« Reply #164 on: July 21, 2018, 05:02:18 AM »
Thanks PJP, it would be great to see another one being built, I'm happy to help if you decide to start.

The contact breaker offers the last chance for making Al swarf on this build. The case was made from 2011 bar stock and turned and drilled in the collet chuck:



holes drilled and tapped for the posts to support the contacts and the slot milled for the fixed contact connections:



The cam was turned from 1/2" silver steel  and the flats milled in the dividing head:



A MS pillar supports the spring to hold the cap closed and has a thread for the advance/retard locknut. This was turned and threaded in the ER32 chuck:



then reversed and held in a threaded mandrel to turn a decorative taper:

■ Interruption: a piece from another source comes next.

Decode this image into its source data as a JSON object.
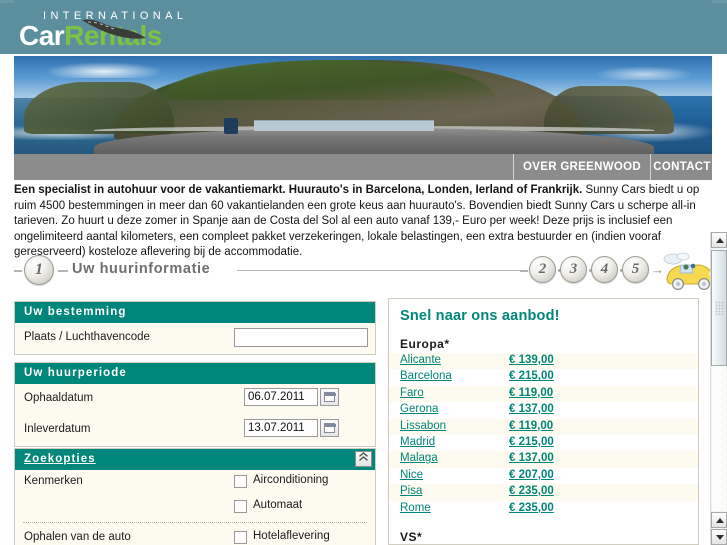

I didn't take pictures of machining the little bits and pieces that go inside the case, here they are along with the cam drive shaft:



and in place on the engine:



More soon!

David